There are a few inevitable truths of the aging process, one of which sits at the heart of the sci-fi snoozer Let’s Be Evil. No matter how “hip” or “with it” you consider yourself, as you get older you will become convinced kids and their new-fangled technology will be the death of us all. Hopefully the youth-driven apocalypse scenarios that dance around in your brain are more interesting than what this film ultimately delivers.
Faced with the prospect of drowning under her sick mother’s medical bills, Jenny (Elizabeth Morris) accepts what sounds like a dream job with a group known as the Posterity Project. All she has to do is keep an eye on a group of child prodigies in a new age-y education facility. Things become less simple when she shows up at the Posterity Project, which is located in an underground facility, and is asked to don a pair of augmented reality specs. These glasses are critical to the kids’ education and they allow Jenny to communicate with the facility’s other two adult chaperones, Tiggs (Kara Tointon) and Darby (Elliot James Langridge), as well as its A.I. overseer, Ariel.
Everything seems fine at first. Fine, in this case being a relative term considering they can’t leave the underground bunker and also keep their fancy shades on around the clock, provided they want to see anything around them. This little technicality justifies the film’s use of the first-person gimmick, switching between the perspectives of Jenny, Tiggs, and Darby to show the “action,” such as it is.
As The Offspring prophesized in the late 90s, the kids aren’t alright and the chaperones eventually become the chaperoned, but with more murder. Whatever potential existed in Let’s Be Evil to succeed as a high-tech take on Village of the Damned is undercut by poor pacing and a group of villains that prove underwhelming. The kids are certainly odd right from the start, but it takes them eternity to get beyond that and odd isn’t enough to make a great villain. For most of the movie, they don’t present a credible threat and, when they finally do, it’s so rushed it fails to register.
The movie looks good, which is a credit to the work of director Martin Owens and the film’s effects team. The always-present heads-up displays could have been a constant eyesore; yet they prove a worthy effect. Sure, the recycled sets and shots may hint at a smaller scope that what was intended, but – much as they do in a film like Cube – such tricks seem a necessity to give the film’s budget a chance to sustain its big dreams.

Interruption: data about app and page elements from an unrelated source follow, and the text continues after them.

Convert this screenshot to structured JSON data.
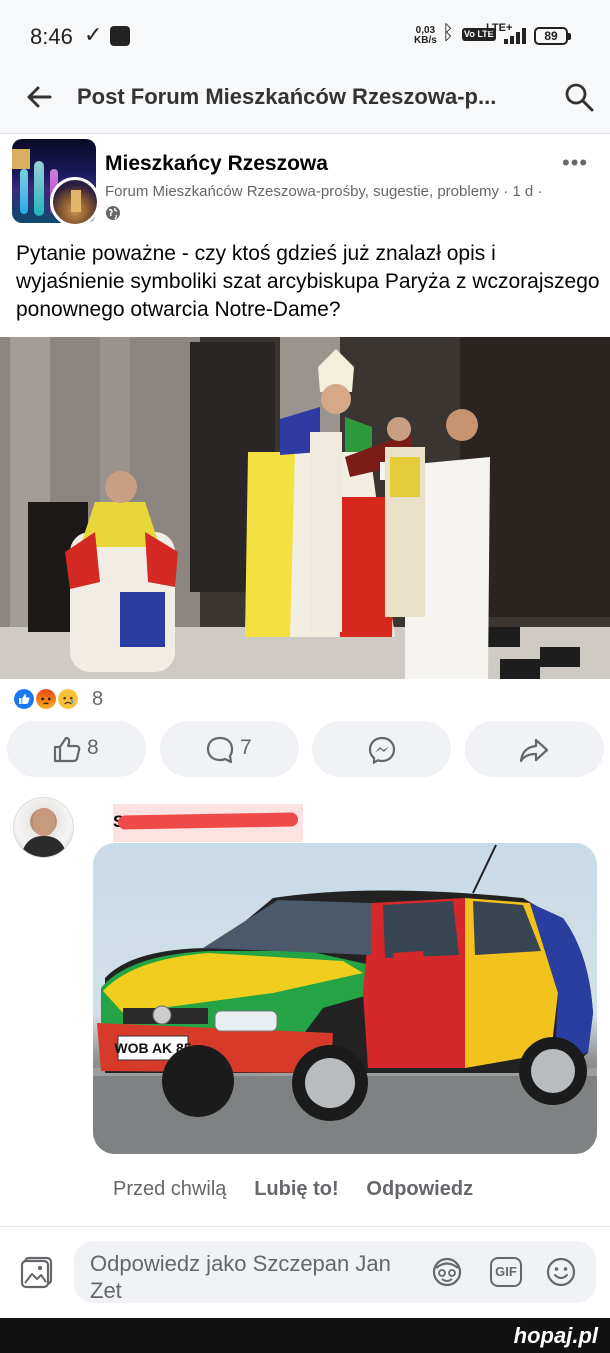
{
  "status_bar": {
    "time": "8:46",
    "network_speed_value": "0,03",
    "network_speed_unit": "KB/s",
    "network_type": "LTE+",
    "volte": "Vo LTE",
    "battery": "89"
  },
  "header": {
    "title": "Post Forum Mieszkańców Rzeszowa-p..."
  },
  "post": {
    "author": "Mieszkańcy Rzeszowa",
    "group": "Forum Mieszkańców Rzeszowa-prośby, sugestie, problemy",
    "time": "1 d",
    "separator": "·",
    "text": "Pytanie poważne - czy ktoś gdzieś już znalazł opis i wyjaśnienie symboliki szat arcybiskupa Paryża z wczorajszego ponownego otwarcia Notre-Dame?",
    "reaction_count": "8",
    "reactions": [
      "like",
      "angry",
      "sad"
    ]
  },
  "actions": {
    "like_count": "8",
    "comment_count": "7"
  },
  "comment": {
    "author_initial": "S",
    "license_plate": "WOB AK 85",
    "time": "Przed chwilą",
    "like_label": "Lubię to!",
    "reply_label": "Odpowiedz"
  },
  "reply_bar": {
    "placeholder": "Odpowiedz jako Szczepan Jan Zet",
    "gif_label": "GIF"
  },
  "watermark": "hopaj.pl",
  "colors": {
    "facebook_blue": "#1877f2",
    "secondary_text": "#65676b",
    "redaction": "#ee4a4a"
  }
}
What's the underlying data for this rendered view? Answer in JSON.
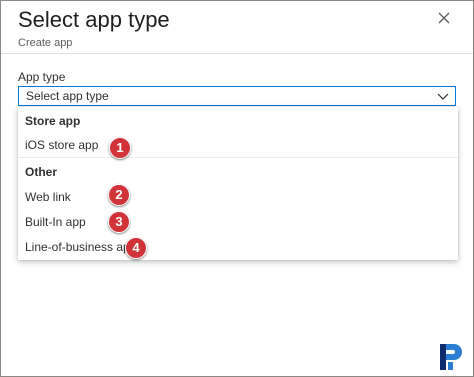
{
  "header": {
    "title": "Select app type",
    "subtitle": "Create app"
  },
  "field": {
    "label": "App type",
    "placeholder": "Select app type"
  },
  "dropdown": {
    "groups": [
      {
        "header": "Store app",
        "options": [
          "iOS store app"
        ]
      },
      {
        "header": "Other",
        "options": [
          "Web link",
          "Built-In app",
          "Line-of-business app"
        ]
      }
    ]
  },
  "badges": [
    "1",
    "2",
    "3",
    "4"
  ],
  "colors": {
    "accent": "#0078d4",
    "badge": "#d13438",
    "logo_dark": "#0e2c6b",
    "logo_light": "#2b7cd3"
  },
  "icons": {
    "close": "close-icon",
    "chevron": "chevron-down-icon",
    "logo": "p-logo-icon"
  }
}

Let’s Be Evil has a clever and always-timely thesis statement and some talent on both sides of the camera. However, the lack of a strong villain makes the choice to take off the VR specs and go enjoy the real world again an easy one in this case.